Hot answers tagged

11

Object cache everywhere WordPress tries to reduce the number of database queries as much as possible. For example, anytime you get a meta field or a taxonomy field, before querying the database, WordPress looks if that that was already queried and stored in cache, and returns it from there instead of querying the database. The "cache job" is done via ...


4

This part of wp_insert_posts() gives it away: if ( ! empty( $postarr['meta_input'] ) ) { foreach ( $postarr['meta_input'] as $field => $value ) { update_post_meta( $post_ID, $field, $value ); } } where we see how the post meta fields are updated/added with update_post_meta(). Here's the inline description for ...


3

The main point of interest here is the update_post_caches function. It is called after WP_Query got all the posts from the DB. Usually, the reason you want the posts in the first place is to display them which usually means to display the terms and something based on the metadata, therefor WP_Query will also by default query the DB for the meta and term data ...


3

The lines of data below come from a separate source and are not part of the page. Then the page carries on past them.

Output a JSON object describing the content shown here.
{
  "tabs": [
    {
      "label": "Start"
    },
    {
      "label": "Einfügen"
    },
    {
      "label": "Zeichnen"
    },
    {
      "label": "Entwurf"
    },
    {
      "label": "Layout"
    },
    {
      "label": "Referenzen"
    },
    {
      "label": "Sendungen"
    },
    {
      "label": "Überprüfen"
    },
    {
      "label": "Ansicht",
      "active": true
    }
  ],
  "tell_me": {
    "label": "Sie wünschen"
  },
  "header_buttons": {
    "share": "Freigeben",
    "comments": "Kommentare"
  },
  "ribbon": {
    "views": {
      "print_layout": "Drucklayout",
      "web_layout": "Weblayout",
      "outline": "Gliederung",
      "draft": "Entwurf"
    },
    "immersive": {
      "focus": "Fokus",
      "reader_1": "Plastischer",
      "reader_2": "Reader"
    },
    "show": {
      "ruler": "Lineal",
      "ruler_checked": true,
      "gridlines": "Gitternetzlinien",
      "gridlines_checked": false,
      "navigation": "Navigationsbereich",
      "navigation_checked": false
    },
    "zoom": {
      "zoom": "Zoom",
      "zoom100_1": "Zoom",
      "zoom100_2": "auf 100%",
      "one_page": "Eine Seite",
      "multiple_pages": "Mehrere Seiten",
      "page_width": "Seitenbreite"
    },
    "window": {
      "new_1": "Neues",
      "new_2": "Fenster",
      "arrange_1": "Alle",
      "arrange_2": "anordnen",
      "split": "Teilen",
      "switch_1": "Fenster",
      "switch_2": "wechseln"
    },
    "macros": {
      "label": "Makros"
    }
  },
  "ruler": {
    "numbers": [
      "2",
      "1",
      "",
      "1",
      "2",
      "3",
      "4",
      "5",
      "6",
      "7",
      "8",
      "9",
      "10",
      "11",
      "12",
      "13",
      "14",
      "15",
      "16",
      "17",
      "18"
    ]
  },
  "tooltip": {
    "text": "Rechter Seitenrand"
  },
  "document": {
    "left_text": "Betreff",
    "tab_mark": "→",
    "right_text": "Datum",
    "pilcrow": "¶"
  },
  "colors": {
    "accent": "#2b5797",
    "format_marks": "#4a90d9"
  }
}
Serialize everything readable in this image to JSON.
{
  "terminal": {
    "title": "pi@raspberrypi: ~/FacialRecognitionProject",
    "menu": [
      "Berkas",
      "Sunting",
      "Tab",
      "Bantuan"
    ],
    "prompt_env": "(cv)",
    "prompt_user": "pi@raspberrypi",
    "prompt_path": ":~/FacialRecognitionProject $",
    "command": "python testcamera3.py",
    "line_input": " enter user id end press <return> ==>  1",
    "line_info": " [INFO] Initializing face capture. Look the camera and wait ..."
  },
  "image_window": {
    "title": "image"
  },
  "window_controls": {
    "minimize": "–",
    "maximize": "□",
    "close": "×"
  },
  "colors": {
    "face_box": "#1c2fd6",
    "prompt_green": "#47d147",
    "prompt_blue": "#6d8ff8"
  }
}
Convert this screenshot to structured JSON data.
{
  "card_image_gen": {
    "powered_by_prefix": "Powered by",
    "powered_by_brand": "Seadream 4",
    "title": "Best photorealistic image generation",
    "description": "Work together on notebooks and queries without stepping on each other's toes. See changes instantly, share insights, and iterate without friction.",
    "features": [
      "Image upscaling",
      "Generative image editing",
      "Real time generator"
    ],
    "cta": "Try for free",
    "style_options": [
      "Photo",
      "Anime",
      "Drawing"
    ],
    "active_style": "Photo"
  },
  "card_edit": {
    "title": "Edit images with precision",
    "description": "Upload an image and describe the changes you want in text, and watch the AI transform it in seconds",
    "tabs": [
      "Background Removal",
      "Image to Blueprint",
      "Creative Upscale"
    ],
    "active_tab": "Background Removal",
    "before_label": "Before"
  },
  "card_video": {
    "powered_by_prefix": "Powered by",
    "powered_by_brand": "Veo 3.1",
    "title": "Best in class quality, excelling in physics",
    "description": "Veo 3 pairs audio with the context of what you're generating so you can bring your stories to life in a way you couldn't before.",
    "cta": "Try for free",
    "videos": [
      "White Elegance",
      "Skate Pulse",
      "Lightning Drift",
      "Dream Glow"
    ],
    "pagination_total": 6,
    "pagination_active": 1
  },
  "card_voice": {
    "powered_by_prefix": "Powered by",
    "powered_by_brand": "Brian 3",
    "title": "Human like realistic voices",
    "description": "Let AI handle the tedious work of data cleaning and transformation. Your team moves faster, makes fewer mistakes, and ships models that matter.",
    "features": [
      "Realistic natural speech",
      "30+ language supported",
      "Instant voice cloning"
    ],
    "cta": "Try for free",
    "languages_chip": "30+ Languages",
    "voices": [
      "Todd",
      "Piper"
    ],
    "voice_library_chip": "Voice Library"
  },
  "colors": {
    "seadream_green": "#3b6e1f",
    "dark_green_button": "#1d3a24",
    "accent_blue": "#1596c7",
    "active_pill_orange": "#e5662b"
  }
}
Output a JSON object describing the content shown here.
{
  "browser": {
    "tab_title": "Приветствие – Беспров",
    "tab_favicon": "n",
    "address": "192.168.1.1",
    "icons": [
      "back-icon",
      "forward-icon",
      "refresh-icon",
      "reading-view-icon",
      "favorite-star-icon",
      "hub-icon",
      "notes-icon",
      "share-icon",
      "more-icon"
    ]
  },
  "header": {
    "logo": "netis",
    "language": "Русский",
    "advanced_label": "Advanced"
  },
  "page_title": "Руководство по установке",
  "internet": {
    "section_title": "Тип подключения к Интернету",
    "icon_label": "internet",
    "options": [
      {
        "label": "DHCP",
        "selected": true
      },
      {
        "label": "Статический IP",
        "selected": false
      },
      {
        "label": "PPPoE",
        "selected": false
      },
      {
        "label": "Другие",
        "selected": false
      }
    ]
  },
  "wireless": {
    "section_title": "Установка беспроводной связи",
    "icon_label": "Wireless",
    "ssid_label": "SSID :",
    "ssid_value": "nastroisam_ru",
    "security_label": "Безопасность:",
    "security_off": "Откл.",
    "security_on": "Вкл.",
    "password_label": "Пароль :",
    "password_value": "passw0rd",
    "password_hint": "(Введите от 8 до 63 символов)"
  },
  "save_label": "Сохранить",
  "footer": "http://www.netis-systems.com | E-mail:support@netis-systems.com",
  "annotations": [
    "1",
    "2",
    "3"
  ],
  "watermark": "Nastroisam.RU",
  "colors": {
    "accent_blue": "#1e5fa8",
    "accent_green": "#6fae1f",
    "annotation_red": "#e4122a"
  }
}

Your syntax is complete wrong in your meta_query. A key/value pair in an array should be in the format of 'key' => 'value'. Your format is 'key', 'value' which in context of an array translate to 0 => 'key', 1 => 'value'. That is why your meta_query does not work. Your failure is also due to not very good housekeeping. As your meta_query is ...


2

To begin with you may need to add %s to the sprintf function, as the current link has no anchor text and this is supposed to be put in by sprintf as the second argument: return sprintf( '<div class="form-block block-after-indent"><a class="atbtn atbtn--secondary1" href="#sime_url_product_id_%d">%s</a></div>', $product->id, ...


1

A short little function, perhaps: function get_post_meta_single( $id ) { $m = get_post_meta( $id, false, true ); // get post meta as singles foreach( $m as &$v ) $v = array_shift($v); // collapse value array return $m; } As a side note, it's likely that the reason that WordPress doesn't collapse the array is to maintain consistency, so the ...


1

get_the_ID() can (only) be used within the loop. This retrieves the ID of the current post handled by the loop. You can use it on it's own if you need it only once: $dish_meta = get_post_meta( get_the_ID(), 'dish_meta', true ); You can also store it as a variable if you need it more than once: $post_id = get_the_ID(); $dish_meta = get_post_meta( ...


1

This kind of meta query in WP_Query() or get_posts(): 'meta_query' => [ [ 'key' => 'score', 'value' => 50, 'type' => 'numeric', 'compare' => '>=', ], ], would generate the following SQL WHERE part: wp_postmeta.meta_key = 'score' AND CAST(wp_postmeta.meta_value AS SIGNED) >= '50' ...


1

If you want both posts that have and do not have a meta key, you need an OR relation meta query to select both posts with key and those where it does not exist. $args = array( 'meta_query' => array( 'relation' => 'OR', array( 'key' => '_post_like_count', 'compare' => 'EXISTS' ), array( ...



Only top voted, non community-wiki answers of a minimum length are eligible